would want to live their lives as slaves under Caesar\'s rule or
would they prefer to live as freemen with Caesar dead. To
anyone insulted by his speech he wonders if, as Romans
who love their freedom, they could be offended or reject
what he, Brutus, says. He poses the question, "Who is here
so base that would be a bondman?" He stresses the point,
repeating the line, "If any, speak, for him have I offended." "I
pause for a reply.", allows them to respond to his rhetorical
questions, giving them an even greater sense that he cares
about them and their opinions. They can only respond, "
None, Brutus, none." That is, none are offended, they do not
disagree or argue with his words or his actions. Mark
Antony\'s eulogy utilizes a different approach. He starts out
by addressing the crowd as "Friends" because he wants to
come to them as a friend rather than a ruler trying to gain
power. He then says, "I come to bury Caesar, not to praise
him.", thus he can ease in praises of Caesar without the
crowd stopping him. He sounds very sincere when he says,
"The noble Brutus hath told you Caesar was ambitious....
For Brutus is an honorable man." He repeats that statement
three more times becoming increasingly sarcastic, saying
finally, "Yet Brutus says he was ambitious, and sure he was
an honorable man." Since the people responded positively to
Brutus\' speech, Antony could not insult Brutus\' honesty in a
direct manner. Yet, Antony disproves Caesar\'s ambition
with three examples. One is when he gave the ransom of
captives to the public treasury and not his own, another
when he cried with the poor people, and finally when he
refused the kingship that Antony offered him, three times.
Anyone who was ambitious would never have done any
such things. Antony says, "I speak not to disprove what
Brutus spoke." , but that is exactly what he does. Antony is
using a dramatic effect on the people, first by entering on the
stage with the body of Caesar, and at the end stating that his
heart is still with the body of Caesar, ending his speech
weeping. In justifying Caesar and disproving Brutus, the
people see Antony as a potential successor to Caesar. They
are swayed to him by his dramatics, his underhanded way of
making a point, his repetition, and compelling proof of
Caesar\'s concern. He is able to get the people to question
the rightness of killing Caesar. He has planted doubt in the
people\'s minds, in all areas except that he, Antony, is, "poor
soul", an honorable. The difference between the eulogies

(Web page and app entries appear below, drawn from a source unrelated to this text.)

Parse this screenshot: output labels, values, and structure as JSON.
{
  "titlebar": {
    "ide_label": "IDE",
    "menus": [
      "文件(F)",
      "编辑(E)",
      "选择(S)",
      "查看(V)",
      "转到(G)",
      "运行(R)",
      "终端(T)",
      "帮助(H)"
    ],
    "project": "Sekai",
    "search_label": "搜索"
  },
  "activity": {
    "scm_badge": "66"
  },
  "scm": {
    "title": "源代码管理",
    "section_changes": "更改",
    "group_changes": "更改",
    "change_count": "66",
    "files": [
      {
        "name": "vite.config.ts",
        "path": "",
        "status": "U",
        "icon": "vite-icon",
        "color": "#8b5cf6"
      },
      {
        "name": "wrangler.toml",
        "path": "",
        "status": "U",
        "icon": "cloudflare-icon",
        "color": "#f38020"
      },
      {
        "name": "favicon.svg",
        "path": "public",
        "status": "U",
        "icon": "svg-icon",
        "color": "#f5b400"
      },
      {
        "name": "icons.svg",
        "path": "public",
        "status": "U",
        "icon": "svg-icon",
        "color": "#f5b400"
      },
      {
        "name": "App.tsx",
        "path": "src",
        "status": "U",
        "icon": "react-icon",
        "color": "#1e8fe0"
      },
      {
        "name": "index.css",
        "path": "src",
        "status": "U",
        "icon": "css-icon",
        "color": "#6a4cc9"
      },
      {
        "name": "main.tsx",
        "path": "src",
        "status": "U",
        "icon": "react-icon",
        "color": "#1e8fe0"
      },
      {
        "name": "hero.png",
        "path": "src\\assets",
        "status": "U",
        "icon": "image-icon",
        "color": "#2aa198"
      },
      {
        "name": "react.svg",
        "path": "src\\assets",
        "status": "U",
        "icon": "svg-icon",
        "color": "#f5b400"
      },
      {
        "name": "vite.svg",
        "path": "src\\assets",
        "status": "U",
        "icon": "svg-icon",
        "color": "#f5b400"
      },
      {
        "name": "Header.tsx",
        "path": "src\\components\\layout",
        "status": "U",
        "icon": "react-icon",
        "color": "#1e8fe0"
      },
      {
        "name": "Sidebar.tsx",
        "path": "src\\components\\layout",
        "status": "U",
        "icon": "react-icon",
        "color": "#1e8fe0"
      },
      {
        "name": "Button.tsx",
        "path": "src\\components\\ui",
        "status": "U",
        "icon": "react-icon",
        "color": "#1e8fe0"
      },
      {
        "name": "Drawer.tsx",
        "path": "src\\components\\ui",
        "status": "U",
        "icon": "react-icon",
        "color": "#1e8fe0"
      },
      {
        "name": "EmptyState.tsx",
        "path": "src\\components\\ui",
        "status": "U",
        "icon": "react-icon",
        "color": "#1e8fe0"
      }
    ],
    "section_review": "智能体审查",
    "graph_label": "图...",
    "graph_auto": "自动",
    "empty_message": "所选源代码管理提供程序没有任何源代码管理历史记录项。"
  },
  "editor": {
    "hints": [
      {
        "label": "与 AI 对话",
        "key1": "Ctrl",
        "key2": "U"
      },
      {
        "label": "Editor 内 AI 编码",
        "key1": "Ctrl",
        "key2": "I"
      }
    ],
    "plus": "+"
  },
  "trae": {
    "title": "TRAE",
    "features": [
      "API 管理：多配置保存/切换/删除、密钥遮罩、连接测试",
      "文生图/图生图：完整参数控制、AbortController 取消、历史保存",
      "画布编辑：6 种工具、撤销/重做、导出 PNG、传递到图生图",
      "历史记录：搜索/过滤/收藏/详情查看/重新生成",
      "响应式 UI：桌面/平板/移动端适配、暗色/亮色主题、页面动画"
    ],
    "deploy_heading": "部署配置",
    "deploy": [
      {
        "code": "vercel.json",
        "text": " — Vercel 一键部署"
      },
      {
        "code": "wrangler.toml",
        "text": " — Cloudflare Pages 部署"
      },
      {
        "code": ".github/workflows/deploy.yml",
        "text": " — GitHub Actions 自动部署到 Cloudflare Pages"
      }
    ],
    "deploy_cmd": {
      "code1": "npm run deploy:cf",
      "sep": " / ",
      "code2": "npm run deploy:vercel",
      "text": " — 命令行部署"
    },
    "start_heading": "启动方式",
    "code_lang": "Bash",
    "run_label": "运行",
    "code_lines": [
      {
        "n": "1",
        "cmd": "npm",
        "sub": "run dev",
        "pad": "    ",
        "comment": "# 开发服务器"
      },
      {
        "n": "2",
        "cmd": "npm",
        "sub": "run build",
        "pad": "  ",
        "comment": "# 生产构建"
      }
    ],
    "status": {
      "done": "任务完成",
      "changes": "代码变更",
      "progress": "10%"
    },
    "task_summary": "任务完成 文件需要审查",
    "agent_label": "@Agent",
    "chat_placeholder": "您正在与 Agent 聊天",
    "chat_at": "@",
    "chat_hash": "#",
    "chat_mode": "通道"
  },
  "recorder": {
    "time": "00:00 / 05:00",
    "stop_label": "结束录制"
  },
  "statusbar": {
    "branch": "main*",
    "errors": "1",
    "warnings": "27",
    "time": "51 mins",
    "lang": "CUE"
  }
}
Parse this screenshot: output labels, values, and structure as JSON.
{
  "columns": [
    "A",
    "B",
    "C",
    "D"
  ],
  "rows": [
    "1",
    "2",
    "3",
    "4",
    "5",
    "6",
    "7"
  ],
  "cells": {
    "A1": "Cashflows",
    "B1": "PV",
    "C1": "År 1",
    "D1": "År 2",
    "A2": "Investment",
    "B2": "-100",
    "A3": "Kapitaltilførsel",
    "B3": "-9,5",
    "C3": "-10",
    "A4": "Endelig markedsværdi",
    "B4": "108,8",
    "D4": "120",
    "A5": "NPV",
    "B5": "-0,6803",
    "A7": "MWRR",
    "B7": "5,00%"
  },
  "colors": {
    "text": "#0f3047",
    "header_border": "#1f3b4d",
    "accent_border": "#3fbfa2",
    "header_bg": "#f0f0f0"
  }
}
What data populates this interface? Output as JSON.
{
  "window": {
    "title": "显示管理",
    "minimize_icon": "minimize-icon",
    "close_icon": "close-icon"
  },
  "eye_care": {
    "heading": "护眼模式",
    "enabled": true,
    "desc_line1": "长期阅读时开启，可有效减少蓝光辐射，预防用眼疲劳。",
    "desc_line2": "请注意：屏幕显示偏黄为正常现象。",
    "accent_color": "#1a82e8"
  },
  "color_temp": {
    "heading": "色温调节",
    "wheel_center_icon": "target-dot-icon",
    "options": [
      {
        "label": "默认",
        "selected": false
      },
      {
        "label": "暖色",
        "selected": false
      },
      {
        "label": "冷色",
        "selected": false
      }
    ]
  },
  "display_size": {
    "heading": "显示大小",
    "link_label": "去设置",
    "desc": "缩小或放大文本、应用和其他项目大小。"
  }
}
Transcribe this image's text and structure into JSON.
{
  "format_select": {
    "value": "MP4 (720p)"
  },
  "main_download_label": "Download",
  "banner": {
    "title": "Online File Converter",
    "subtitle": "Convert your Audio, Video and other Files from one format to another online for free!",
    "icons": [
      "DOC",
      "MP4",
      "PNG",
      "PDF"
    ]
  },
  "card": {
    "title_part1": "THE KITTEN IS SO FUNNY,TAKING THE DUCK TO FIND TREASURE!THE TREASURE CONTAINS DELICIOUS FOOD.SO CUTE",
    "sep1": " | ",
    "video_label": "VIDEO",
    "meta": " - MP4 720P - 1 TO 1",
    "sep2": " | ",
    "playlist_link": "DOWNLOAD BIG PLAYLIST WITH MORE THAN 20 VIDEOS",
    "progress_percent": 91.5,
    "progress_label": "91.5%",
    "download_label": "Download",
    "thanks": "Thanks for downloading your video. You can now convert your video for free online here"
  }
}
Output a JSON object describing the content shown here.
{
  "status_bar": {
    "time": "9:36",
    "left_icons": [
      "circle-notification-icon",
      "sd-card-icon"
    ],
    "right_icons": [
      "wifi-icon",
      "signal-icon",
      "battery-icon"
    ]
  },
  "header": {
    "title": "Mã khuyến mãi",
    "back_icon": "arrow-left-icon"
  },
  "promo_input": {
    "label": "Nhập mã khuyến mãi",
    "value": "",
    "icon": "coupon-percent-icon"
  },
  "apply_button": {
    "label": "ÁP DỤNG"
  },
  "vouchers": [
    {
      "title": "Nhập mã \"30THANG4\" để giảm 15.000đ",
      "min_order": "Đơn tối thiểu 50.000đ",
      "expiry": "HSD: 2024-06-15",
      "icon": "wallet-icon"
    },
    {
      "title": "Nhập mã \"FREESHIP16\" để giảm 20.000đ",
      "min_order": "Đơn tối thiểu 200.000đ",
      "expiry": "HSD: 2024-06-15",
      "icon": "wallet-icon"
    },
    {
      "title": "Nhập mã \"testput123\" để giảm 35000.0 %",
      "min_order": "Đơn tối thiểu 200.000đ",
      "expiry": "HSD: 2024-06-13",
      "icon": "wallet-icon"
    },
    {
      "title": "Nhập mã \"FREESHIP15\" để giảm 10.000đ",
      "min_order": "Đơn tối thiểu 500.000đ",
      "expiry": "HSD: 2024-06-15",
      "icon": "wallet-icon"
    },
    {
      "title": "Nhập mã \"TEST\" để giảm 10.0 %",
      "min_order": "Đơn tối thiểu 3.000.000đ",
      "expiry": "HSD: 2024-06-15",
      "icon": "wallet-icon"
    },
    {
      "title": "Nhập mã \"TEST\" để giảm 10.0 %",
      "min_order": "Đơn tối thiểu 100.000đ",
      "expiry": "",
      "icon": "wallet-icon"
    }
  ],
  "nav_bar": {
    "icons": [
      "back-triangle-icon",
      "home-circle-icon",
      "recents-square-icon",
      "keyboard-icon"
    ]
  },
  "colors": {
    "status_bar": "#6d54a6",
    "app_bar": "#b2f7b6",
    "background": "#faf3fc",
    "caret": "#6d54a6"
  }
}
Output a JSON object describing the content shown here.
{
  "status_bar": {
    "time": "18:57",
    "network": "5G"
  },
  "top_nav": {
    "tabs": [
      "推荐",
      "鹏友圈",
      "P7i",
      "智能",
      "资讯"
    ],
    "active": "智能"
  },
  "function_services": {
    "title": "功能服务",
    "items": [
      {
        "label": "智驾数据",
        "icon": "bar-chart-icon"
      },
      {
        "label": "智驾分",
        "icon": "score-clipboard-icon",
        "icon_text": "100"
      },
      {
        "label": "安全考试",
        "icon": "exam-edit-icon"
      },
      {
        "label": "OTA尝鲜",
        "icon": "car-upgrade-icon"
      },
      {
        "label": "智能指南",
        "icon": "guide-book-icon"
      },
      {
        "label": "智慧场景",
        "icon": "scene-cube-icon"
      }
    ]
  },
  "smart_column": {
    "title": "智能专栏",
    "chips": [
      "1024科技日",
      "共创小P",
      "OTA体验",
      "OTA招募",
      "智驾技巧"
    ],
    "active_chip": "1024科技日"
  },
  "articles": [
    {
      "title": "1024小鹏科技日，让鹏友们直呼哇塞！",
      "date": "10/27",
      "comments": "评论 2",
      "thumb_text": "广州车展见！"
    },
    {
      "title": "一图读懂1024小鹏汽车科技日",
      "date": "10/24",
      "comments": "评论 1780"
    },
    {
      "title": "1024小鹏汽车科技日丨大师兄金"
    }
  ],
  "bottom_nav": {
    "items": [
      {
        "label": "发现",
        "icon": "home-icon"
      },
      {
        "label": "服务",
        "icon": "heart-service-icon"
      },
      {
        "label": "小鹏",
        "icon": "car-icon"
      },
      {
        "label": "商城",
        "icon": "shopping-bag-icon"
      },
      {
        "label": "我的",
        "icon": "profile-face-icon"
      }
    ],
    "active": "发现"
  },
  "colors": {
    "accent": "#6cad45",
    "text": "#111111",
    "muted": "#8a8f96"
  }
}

shows us the importance of style of speech. Both try to
appeal to the people, and both use repetition, but Brutus
takes a defensive approach, leaving the people to their own
conclusions. However, Antony takes a prosecuting